Today, Infectious diseases such as respiratory illnesses, the common cold, sexually transmitted diseases, and skin infections continue to exert a substantial toll on the Nation’s health and healthcare resources. Between 1980 and 2014, more than 4 million people lost their lives to infectious diseases. Specifically, Lyme disease has increased steadily since 2010, food poisoning from salmonella has been on the rise since 1960, sexually transmitted infections like syphilis have increased since 2002, and hepatitis A, B, and C have all been on the rise since 2010. The U.S. has seen a significant drop in mortality caused by infectious diseases over the years; however, new and re-emerging infectious diseases have surfaced recently. The COVID-19 pandemic, for example, has affected minorities disproportionately since 2019. Out of the 880,000 Americans who lost their lives to the pandemic, more than 750,000 were from minority groups across the country. Minorities in the U.S., especially those living in economic poverty, rural areas, and healthcare workers, are all more at risk for infections.

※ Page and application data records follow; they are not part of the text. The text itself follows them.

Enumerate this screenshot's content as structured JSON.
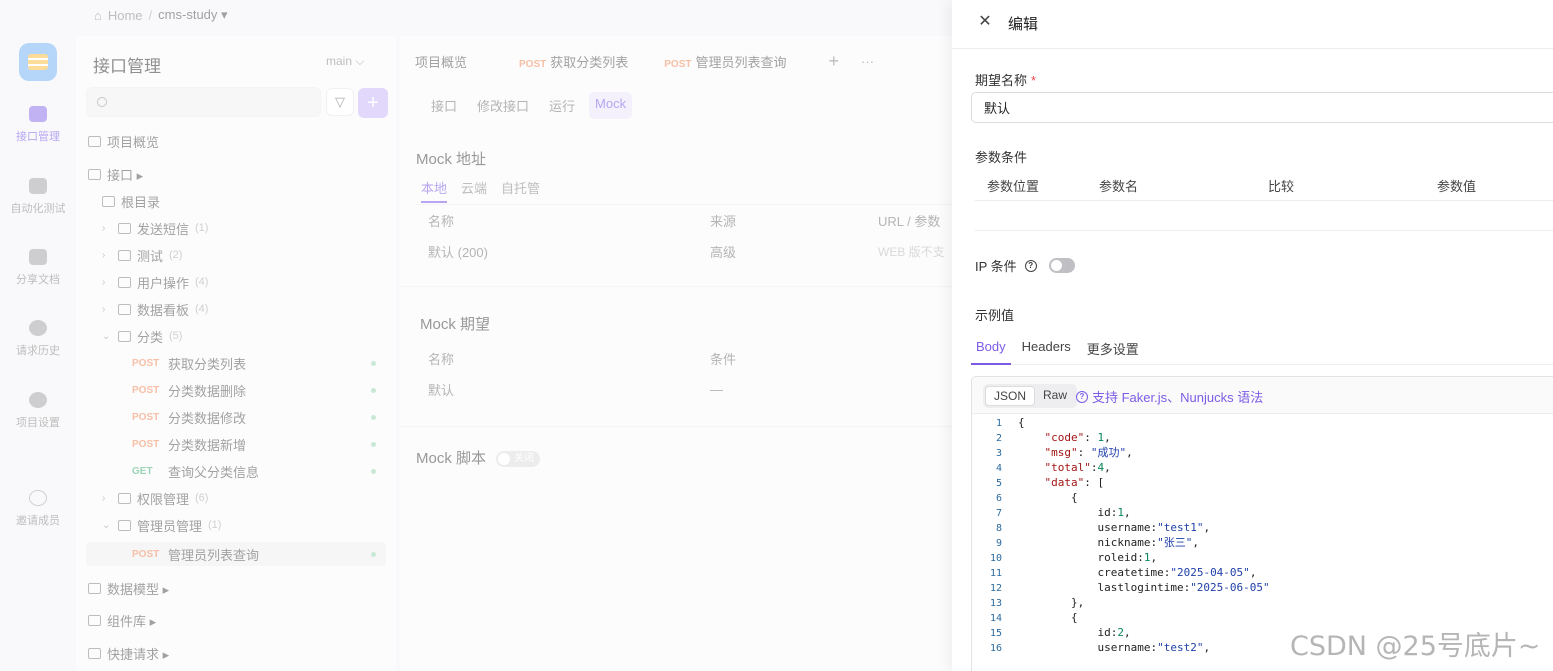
{
  "breadcrumb": {
    "home": "Home",
    "sep": "/",
    "project": "cms-study ▾"
  },
  "rail": [
    {
      "label": "接口管理",
      "active": true
    },
    {
      "label": "自动化测试"
    },
    {
      "label": "分享文档"
    },
    {
      "label": "请求历史"
    },
    {
      "label": "项目设置"
    },
    {
      "label": "邀请成员"
    }
  ],
  "tree": {
    "title": "接口管理",
    "branch": "main ⌵",
    "nodes": [
      {
        "text": "项目概览"
      },
      {
        "text": "接口 ▸"
      },
      {
        "text": "根目录"
      },
      {
        "text": "发送短信",
        "count": "(1)"
      },
      {
        "text": "测试",
        "count": "(2)"
      },
      {
        "text": "用户操作",
        "count": "(4)"
      },
      {
        "text": "数据看板",
        "count": "(4)"
      },
      {
        "text": "分类",
        "count": "(5)"
      },
      {
        "method": "POST",
        "text": "获取分类列表"
      },
      {
        "method": "POST",
        "text": "分类数据删除"
      },
      {
        "method": "POST",
        "text": "分类数据修改"
      },
      {
        "method": "POST",
        "text": "分类数据新增"
      },
      {
        "method": "GET",
        "text": "查询父分类信息"
      },
      {
        "text": "权限管理",
        "count": "(6)"
      },
      {
        "text": "管理员管理",
        "count": "(1)"
      },
      {
        "method": "POST",
        "text": "管理员列表查询"
      },
      {
        "text": "数据模型 ▸"
      },
      {
        "text": "组件库 ▸"
      },
      {
        "text": "快捷请求 ▸"
      }
    ]
  },
  "main": {
    "tabs": [
      {
        "text": "项目概览"
      },
      {
        "method": "POST",
        "text": "获取分类列表"
      },
      {
        "method": "POST",
        "text": "管理员列表查询"
      },
      {
        "text": "+"
      },
      {
        "text": "···"
      }
    ],
    "subtabs": [
      "接口",
      "修改接口",
      "运行",
      "Mock"
    ],
    "mock_addr": {
      "title": "Mock 地址",
      "tabs": [
        "本地",
        "云端",
        "自托管"
      ],
      "cols": [
        "名称",
        "来源",
        "URL / 参数"
      ],
      "row": [
        "默认 (200)",
        "高级",
        "WEB 版不支"
      ]
    },
    "mock_expect": {
      "title": "Mock 期望",
      "cols": [
        "名称",
        "条件"
      ],
      "row": [
        "默认",
        "—"
      ]
    },
    "mock_script": {
      "title": "Mock 脚本",
      "toggle": "关闭"
    }
  },
  "drawer": {
    "close_icon": "close-icon",
    "title": "编辑",
    "name_label": "期望名称",
    "required_mark": "*",
    "name_value": "默认",
    "param_label": "参数条件",
    "param_cols": [
      "参数位置",
      "参数名",
      "比较",
      "参数值"
    ],
    "ip_label": "IP 条件",
    "help": "?",
    "example_label": "示例值",
    "example_tabs": [
      "Body",
      "Headers",
      "更多设置"
    ],
    "format_tabs": [
      "JSON",
      "Raw"
    ],
    "faker_text": "支持 Faker.js、Nunjucks 语法",
    "code_lines": [
      "{",
      "    \"code\": 1,",
      "    \"msg\": \"成功\",",
      "    \"total\":4,",
      "    \"data\": [",
      "        {",
      "            id:1,",
      "            username:\"test1\",",
      "            nickname:\"张三\",",
      "            roleid:1,",
      "            createtime:\"2025-04-05\",",
      "            lastlogintime:\"2025-06-05\"",
      "        },",
      "        {",
      "            id:2,",
      "            username:\"test2\","
    ]
  },
  "watermark": "CSDN @25号底片~"
}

Barriers related to healthcare access, cultural and linguistic exclusion, physical inaccessibility, inequities in the distribution of public health services, and inadequate health education and health literacy contribute to increased cases of infectious diseases in the U.S. Individuals more at risk for infectious diseases are children (under 18), expectant mothers, healthcare workers, those living in areas with high exposure to pathogens, and those living with suppressed immune systems. Recent emerging infectious diseases include HIV, dengue fever, SARS, Zika virus, whooping cough, and COVID-19. Climate change, changing land-use patterns, and rapid urbanization has caused a drastic increase in the emergence of diseases, allowing infectious diseases to thrive in our communities.

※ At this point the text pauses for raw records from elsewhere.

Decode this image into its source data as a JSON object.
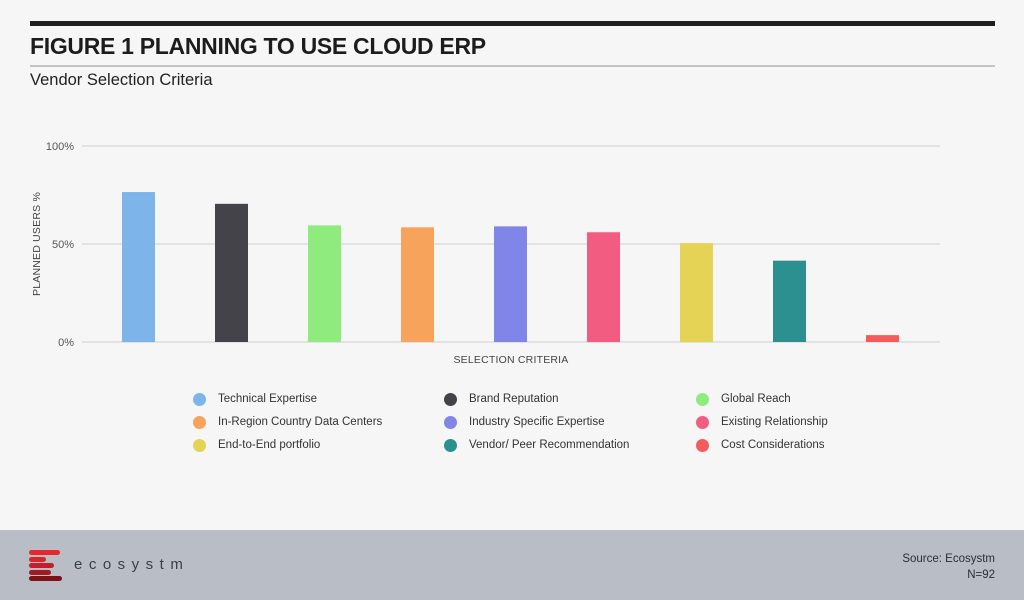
{
  "header": {
    "title": "FIGURE 1 PLANNING TO USE CLOUD ERP",
    "subtitle": "Vendor Selection Criteria"
  },
  "chart_data": {
    "type": "bar",
    "title": "Vendor Selection Criteria",
    "xlabel": "SELECTION CRITERIA",
    "ylabel": "PLANNED USERS %",
    "ylim": [
      0,
      100
    ],
    "yticks": [
      {
        "value": 0,
        "label": "0%"
      },
      {
        "value": 50,
        "label": "50%"
      },
      {
        "value": 100,
        "label": "100%"
      }
    ],
    "grid": true,
    "legend_position": "bottom",
    "categories": [
      "Technical Expertise",
      "Brand Reputation",
      "Global Reach",
      "In-Region Country Data Centers",
      "Industry Specific Expertise",
      "Existing Relationship",
      "End-to-End portfolio",
      "Vendor/ Peer Recommendation",
      "Cost Considerations"
    ],
    "values": [
      76.5,
      70.5,
      59.5,
      58.5,
      59,
      56,
      50.5,
      41.5,
      3.5
    ],
    "colors": [
      "#7db4ea",
      "#434349",
      "#90eb7e",
      "#f7a35c",
      "#8085e8",
      "#f15c80",
      "#e4d354",
      "#2b908f",
      "#f45b5b"
    ]
  },
  "legend": {
    "order": [
      0,
      1,
      2,
      3,
      4,
      5,
      6,
      7,
      8
    ]
  },
  "footer": {
    "brand": "ecosystm",
    "source": "Source: Ecosystm",
    "sample": "N=92",
    "logo_colors": [
      "#e8262b",
      "#d9242a",
      "#c41f27",
      "#a71a22",
      "#7e1219"
    ]
  }
}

Strategies to decrease infectious disease include increasing equitable healthcare and vaccine access. Reversing the burden of infectious diseases calls for safe sex practices, vaccinations, proper building ventilation, wearing masks, washing hands well, proper food safety and regulation, and community-based infectious diseases prevention programs.